8.) The Kettlebell Goblet Squat With Lowering – This exercise was one that I stole from one of my former strength coaches, Tony Gentilcore. I love the two part component of this exercise, and I admittedly didn’t give it enough credit until I implemented them into my programming for a month. Once you really slow this exercise down, a couple of amazing things happen. For starters, you get to hang out at the bottom of your perfectly executed squat for a little while. This provides a ton of benefit in and of itself, but then you throw in the controlled kettlebell lowering, and your abs start working overtime. In a very similar fashion to the pulse, you put the weight further away from you center, forcing your whole body to resist the weight pulling you off line.
9.) The Kettlebell Goblet Squat With Pulse – This is an exercise that can be performed with either a light kettlebell or a 2.5-10lb plate. This is a fantastic variation that tends to be a perfect warmup or pre-work squat variation to prep for bigger loads. The stop at the bottom allows you to begin getting comfortable staying down there, in addition to owning the other variable, which is moving the load away from the body. Basically you are planking and squatting at the same time. What more could you want to get you want out of your pre-squat routine? I love programming this in for folks who aren’t natural squatters, but have the awareness, the stability, and the mobility to get down in this position after getting their body temp ramped up. Throw these in if you need more anterior core stability or want to feel yourself own that bottom position even more.
10.) The Goblet Squat to a Box – This is another excellent teaching tool to program into you or your clients beoginner progarams to identify appropriate depth.
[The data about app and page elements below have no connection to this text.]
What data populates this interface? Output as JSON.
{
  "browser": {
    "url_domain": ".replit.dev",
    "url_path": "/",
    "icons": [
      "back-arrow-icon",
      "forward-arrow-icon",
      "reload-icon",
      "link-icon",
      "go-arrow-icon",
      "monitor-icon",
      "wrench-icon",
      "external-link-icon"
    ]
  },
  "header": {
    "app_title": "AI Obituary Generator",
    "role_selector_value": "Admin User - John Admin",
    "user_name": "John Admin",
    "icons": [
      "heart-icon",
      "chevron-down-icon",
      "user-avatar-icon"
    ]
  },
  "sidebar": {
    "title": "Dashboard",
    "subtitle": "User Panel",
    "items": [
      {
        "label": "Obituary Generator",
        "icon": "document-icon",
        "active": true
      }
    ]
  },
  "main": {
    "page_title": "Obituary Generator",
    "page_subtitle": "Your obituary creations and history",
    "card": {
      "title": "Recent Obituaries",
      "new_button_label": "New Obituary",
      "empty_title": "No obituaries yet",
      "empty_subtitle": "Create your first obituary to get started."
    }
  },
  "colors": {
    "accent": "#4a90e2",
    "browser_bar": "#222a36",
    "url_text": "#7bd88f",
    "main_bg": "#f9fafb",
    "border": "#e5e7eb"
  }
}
Often times you’ll have situations where you or your student has the capability to achieve and perform proper squats, yet the lack the body awareness to understand where they should start owning the bottom portion. A box around parallel will add that often needed external component to make you comfortable understanding where “ideal” is for you. Everyone is a tad different, but around parallel is a good place to start with the goblet squat to the box.
11.) The Stability Ball Goblet Squat – This was another movement that came out of the necessity for adaptation in a client that was weak and lacked the strength/body awareness to achieve proper squat depth. This variation has become a valuable tool for me in coaching the elderly and sedentary population who have father time and gravity working against their strength/mobility, and also present neurological perceived threat which stops them from moving into this depth just out of the blue. I love loading this variation with beginners who are almost ready for the elevated goblet box squat, but need to overcome some neurological hurdles to become comfortable with lower and lower depth. The stability ball provides a cushion and a failsafe component that tends to provide an extra push back up into the concentric portion of the exercise. For this reason, I give this to beginner clients who are new to exercise or have limitations that prevent optimal motion to perform the squat.
There we have it. The goblet squat displayed in 11 different ways. If you have any questions, ask us in the comments section below.